                                3. Sort of sweet story about this book ... One of Lulu's babysitters is Greek-American, and lived in Greece for a while. So I thought she might be interested in looking at the book and showed it to her. When we got back from our date (yay babysitters! yay dates!), she was so excited. She'd found a recipe that her mother used to make, that the family has been searching for ever since the mother died. Made me so happy for her.

                                  4 Replies
                                  1. re: LulusMom

                                    Wow! That is so cool!

                                    And, yeah, greedygirl, our libraries are very robust in the U.S. ;-).


                                    1. re: LulusMom

                                      Nice story! What was the recipe?

                                      1. re: Rubee

                                        Pencil-thin dough fritters from the Peloponnesos. And now she's insisting that her daughter needs to have a copy of the book.

                                        1. re: LulusMom

                                          They do sound good - the recipe says after they're fried you can drizzle them with honey or sprinkle them with grated cheese. mmmmm

                                    2. I'm sure you will all be mightily relieved to hear that my book arrived this morning! All the way from the US of A in two weeks - not bad really.

                                      Anyway, having had a quick look on the way to work, my first thoughts are "cor blimey (missus), what a whopper!" Frankly, I'm a bit overwhelmed. Looking forward to diving in though.
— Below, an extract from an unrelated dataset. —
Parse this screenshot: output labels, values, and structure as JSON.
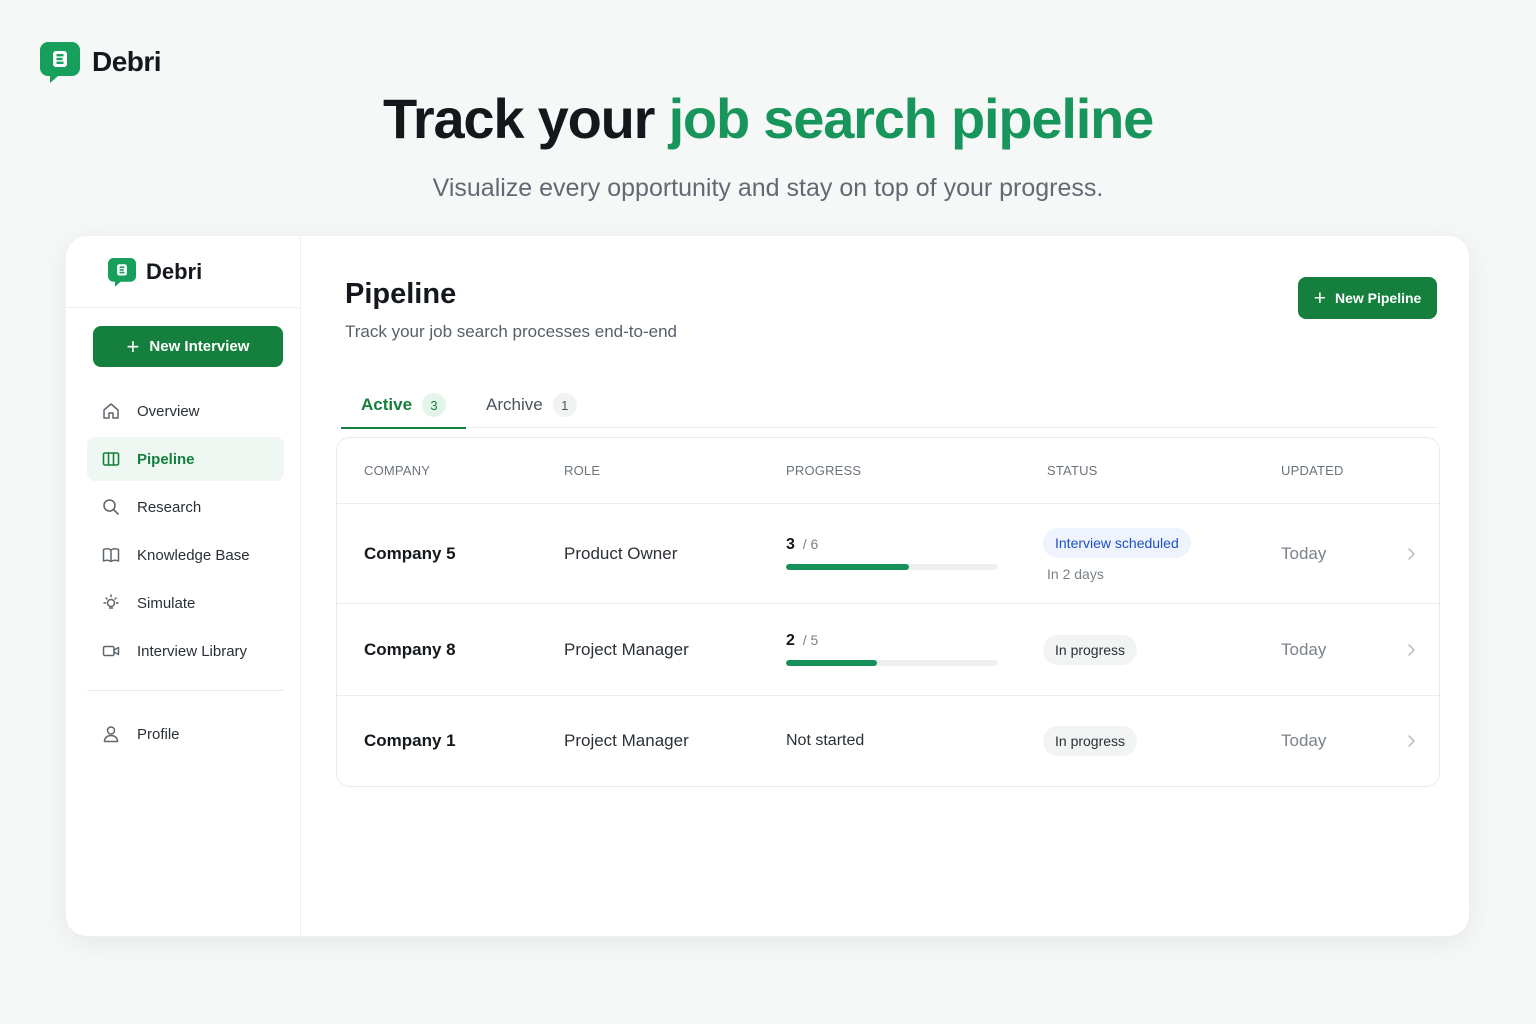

Some very interesting recipes in there.

                                      1 Reply
                                      1. re: greedygirl

                                        Great news. I'll post the threads shortly.